Available data section start

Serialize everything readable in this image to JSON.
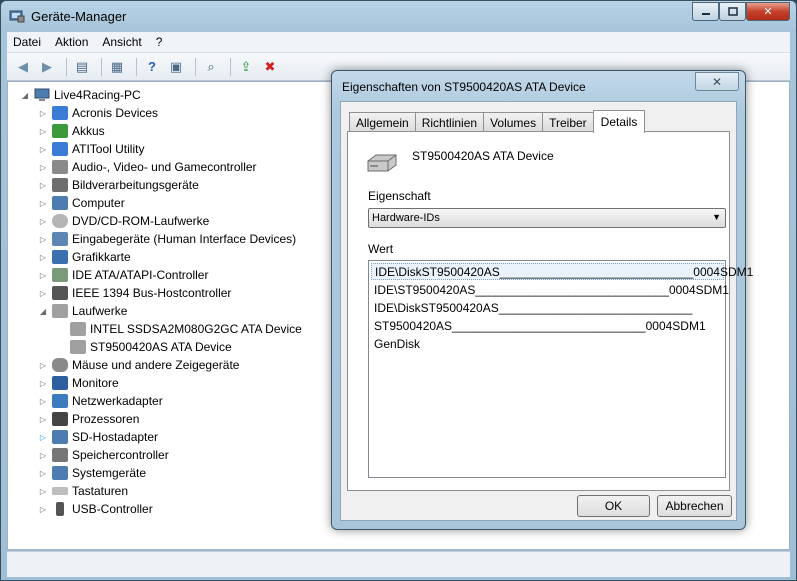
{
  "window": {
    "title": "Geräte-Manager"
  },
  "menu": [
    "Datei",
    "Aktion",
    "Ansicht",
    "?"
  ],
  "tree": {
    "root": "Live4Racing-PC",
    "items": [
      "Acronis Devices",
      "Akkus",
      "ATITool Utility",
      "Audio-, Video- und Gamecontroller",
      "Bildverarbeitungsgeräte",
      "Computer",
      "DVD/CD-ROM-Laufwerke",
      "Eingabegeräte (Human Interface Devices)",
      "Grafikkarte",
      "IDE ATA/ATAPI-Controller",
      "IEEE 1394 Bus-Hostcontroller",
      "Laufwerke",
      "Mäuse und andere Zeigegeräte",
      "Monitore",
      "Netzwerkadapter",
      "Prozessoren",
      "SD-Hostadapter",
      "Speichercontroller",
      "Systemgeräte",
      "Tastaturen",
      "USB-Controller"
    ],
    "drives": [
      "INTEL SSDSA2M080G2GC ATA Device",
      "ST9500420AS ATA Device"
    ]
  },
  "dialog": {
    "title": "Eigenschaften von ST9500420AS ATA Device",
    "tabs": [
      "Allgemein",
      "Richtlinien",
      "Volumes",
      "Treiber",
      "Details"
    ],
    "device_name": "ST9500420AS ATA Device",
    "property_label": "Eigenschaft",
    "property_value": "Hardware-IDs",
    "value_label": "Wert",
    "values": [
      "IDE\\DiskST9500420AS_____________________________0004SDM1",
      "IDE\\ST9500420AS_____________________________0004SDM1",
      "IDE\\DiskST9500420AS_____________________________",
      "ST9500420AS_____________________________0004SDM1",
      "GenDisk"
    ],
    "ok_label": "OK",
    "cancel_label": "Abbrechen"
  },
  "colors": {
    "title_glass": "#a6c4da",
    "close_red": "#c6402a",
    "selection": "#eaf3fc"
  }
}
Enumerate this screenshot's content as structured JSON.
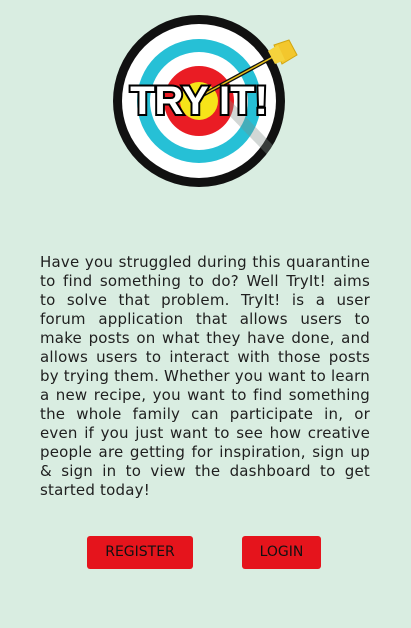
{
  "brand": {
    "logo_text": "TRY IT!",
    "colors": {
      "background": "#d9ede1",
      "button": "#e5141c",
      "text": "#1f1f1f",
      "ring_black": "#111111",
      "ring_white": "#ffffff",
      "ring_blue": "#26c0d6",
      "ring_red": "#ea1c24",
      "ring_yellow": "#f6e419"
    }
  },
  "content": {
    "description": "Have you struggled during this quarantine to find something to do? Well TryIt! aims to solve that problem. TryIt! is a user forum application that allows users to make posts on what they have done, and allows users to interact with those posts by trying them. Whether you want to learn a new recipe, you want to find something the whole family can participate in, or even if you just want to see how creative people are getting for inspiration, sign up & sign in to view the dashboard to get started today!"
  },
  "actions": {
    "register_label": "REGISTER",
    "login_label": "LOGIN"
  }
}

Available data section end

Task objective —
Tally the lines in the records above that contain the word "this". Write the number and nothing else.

Written answer —
3